Group 2 soon had the bridge back up and the rest of the wood near the bothy cleared away leaving time to visit the Wildwood at Carrifran whilst the weather still held.
But the second day for this group, and the last for the whole party, was wet, very wet and windy with it. Ugh! Nevertheless they tore into more of the redundant fence and were introduced to cutting a cross-drain in the track to stop it gradually washing away. But by lunch time everyone was soaked to the skin so we beat a hasty retreat to the Gordon Arms for soup and hot drinks.
Back at Glenlude everyone had been enjoying a dry day, finishing off the ‘piece de la resistance’ of the 4 day work party, a beautiful dry stone dyke restoring part of the simple but huge circle of a traditional sheep stell.
By co-operating with the JMT site at Glenlude a huge amount was achieved in a very short time, a product of the enthusiasm and commitment of the volunteers and all those concerned. A big thank you from BFT to all.
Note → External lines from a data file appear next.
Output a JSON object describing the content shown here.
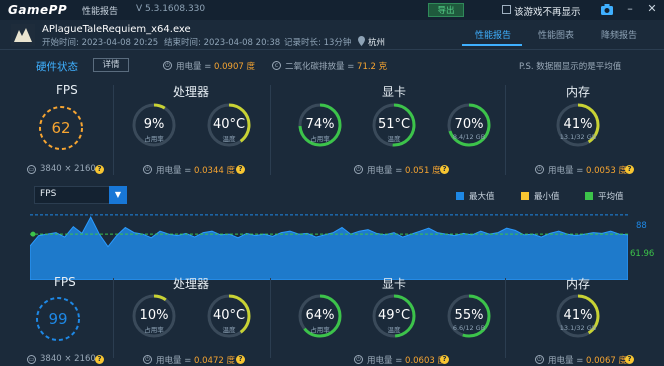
{
  "window": {
    "logo": "GamePP",
    "title": "性能报告",
    "version": "V 5.3.1608.330",
    "export_label": "导出",
    "hide_checkbox_label": "该游戏不再显示"
  },
  "game": {
    "name": "APlagueTaleRequiem_x64.exe",
    "start_time": "开始时间: 2023-04-08 20:25",
    "end_time": "结束时间: 2023-04-08 20:38",
    "duration": "记录时长: 13分钟",
    "city": "杭州"
  },
  "tabs": [
    {
      "label": "性能报告",
      "active": true
    },
    {
      "label": "性能图表",
      "active": false
    },
    {
      "label": "降频报告",
      "active": false
    }
  ],
  "summary": {
    "hw_status": "硬件状态",
    "detail_btn": "详情",
    "power_label": "用电量 = ",
    "power_value": "0.0907 度",
    "co2_label": "二氧化碳排放量 = ",
    "co2_value": "71.2 克",
    "note": "P.S. 数据圈显示的是平均值"
  },
  "top": {
    "fps": {
      "title": "FPS",
      "value": "62",
      "resolution": "3840 × 2160"
    },
    "cpu": {
      "title": "处理器",
      "usage": "9%",
      "usage_label": "占用率",
      "usage_frac": 0.09,
      "temp": "40°C",
      "temp_label": "温度",
      "temp_frac": 0.4,
      "power": "0.0344 度"
    },
    "gpu": {
      "title": "显卡",
      "usage": "74%",
      "usage_label": "占用率",
      "usage_frac": 0.74,
      "temp": "51°C",
      "temp_label": "温度",
      "temp_frac": 0.51,
      "vram": "70%",
      "vram_label": "8.4/12 GB",
      "vram_frac": 0.7,
      "power": "0.051 度"
    },
    "mem": {
      "title": "内存",
      "value": "41%",
      "label": "13.1/32 GB",
      "frac": 0.41,
      "power": "0.0053 度"
    }
  },
  "chart": {
    "metric": "FPS",
    "legend": [
      {
        "name": "最大值",
        "color": "#1e88e5"
      },
      {
        "name": "最小值",
        "color": "#f7c531"
      },
      {
        "name": "平均值",
        "color": "#3cc34a"
      }
    ],
    "max_label": "88",
    "avg_label": "61.96"
  },
  "chart_data": {
    "type": "area",
    "series": [
      {
        "name": "FPS",
        "values": [
          46,
          60,
          62,
          64,
          58,
          72,
          63,
          85,
          62,
          45,
          60,
          71,
          64,
          62,
          57,
          66,
          62,
          60,
          63,
          58,
          64,
          66,
          61,
          62,
          57,
          63,
          60,
          62,
          59,
          64,
          66,
          62,
          63,
          58,
          61,
          64,
          71,
          62,
          66,
          68,
          63,
          61,
          64,
          58,
          62,
          66,
          70,
          64,
          62,
          60,
          63,
          61,
          66,
          62,
          64,
          70,
          67,
          61,
          62,
          58,
          63,
          66,
          62,
          60,
          62,
          64,
          63,
          66,
          62,
          61
        ]
      }
    ],
    "avg": 61.96,
    "max": 88
  },
  "bottom": {
    "fps": {
      "title": "FPS",
      "value": "99",
      "resolution": "3840 × 2160"
    },
    "cpu": {
      "title": "处理器",
      "usage": "10%",
      "usage_label": "占用率",
      "usage_frac": 0.1,
      "temp": "40°C",
      "temp_label": "温度",
      "temp_frac": 0.4,
      "power": "0.0472 度"
    },
    "gpu": {
      "title": "显卡",
      "usage": "64%",
      "usage_label": "占用率",
      "usage_frac": 0.64,
      "temp": "49°C",
      "temp_label": "温度",
      "temp_frac": 0.49,
      "vram": "55%",
      "vram_label": "6.6/12 GB",
      "vram_frac": 0.55,
      "power": "0.0603 度"
    },
    "mem": {
      "title": "内存",
      "value": "41%",
      "label": "13.1/32 GB",
      "frac": 0.41,
      "power": "0.0067 度"
    }
  },
  "power_prefix": "用电量 = "
}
Roman, one of the Spanish volunteers summed it up ” Thanks for a magnificent learning experience. I’ve learned that my limits are not in my hands but in my head”.
The European Youth Work Camp was funded by EWOCA – a funding programme in North Rhine Westphalia and Erasmus.
John Thomas. BFT Trustee and Volunteer